**Problem requirements:** Search the records below for the word "drag". Pull out each line that has it.

########################################

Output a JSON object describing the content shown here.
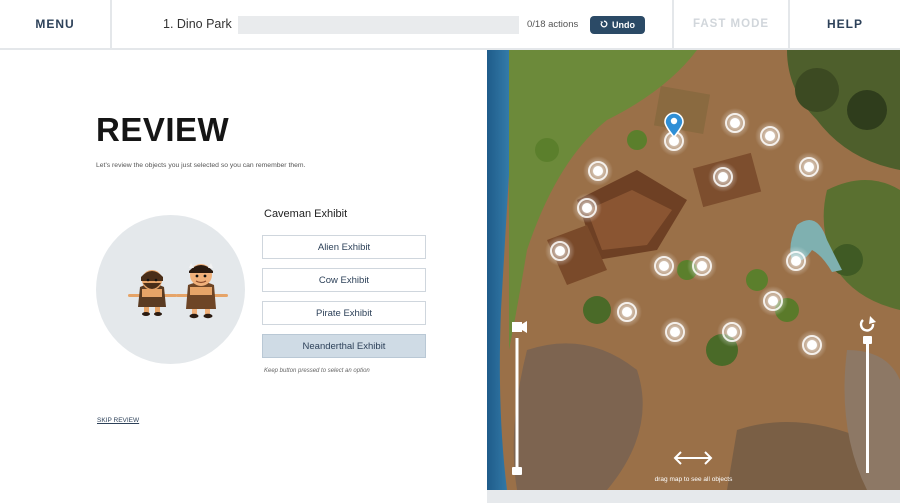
{
  "header": {
    "menu_label": "MENU",
    "level_title": "1. Dino Park",
    "progress_fraction": 0,
    "actions_text": "0/18 actions",
    "undo_label": "Undo",
    "fast_mode_label": "FAST MODE",
    "help_label": "HELP"
  },
  "review": {
    "title": "REVIEW",
    "subtitle": "Let's review the objects you just selected so you can remember them.",
    "question": "Caveman Exhibit",
    "options": [
      {
        "label": "Alien Exhibit",
        "selected": false
      },
      {
        "label": "Cow Exhibit",
        "selected": false
      },
      {
        "label": "Pirate Exhibit",
        "selected": false
      },
      {
        "label": "Neanderthal Exhibit",
        "selected": true
      }
    ],
    "hint": "Keep button pressed to select an option",
    "skip_label": "SKIP REVIEW"
  },
  "map": {
    "drag_hint": "drag map to see all objects",
    "icons": {
      "camera": "camera-icon",
      "rotate": "rotate-icon",
      "drag": "drag-arrows-icon",
      "pin": "map-pin-icon"
    },
    "colors": {
      "marker": "#ffffff",
      "pin": "#2f8fd6",
      "dino": "#7fb0b0"
    }
  }
}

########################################

**Output below:**
    "drag_hint": "drag map to see all objects",
      "drag": "drag-arrows-icon",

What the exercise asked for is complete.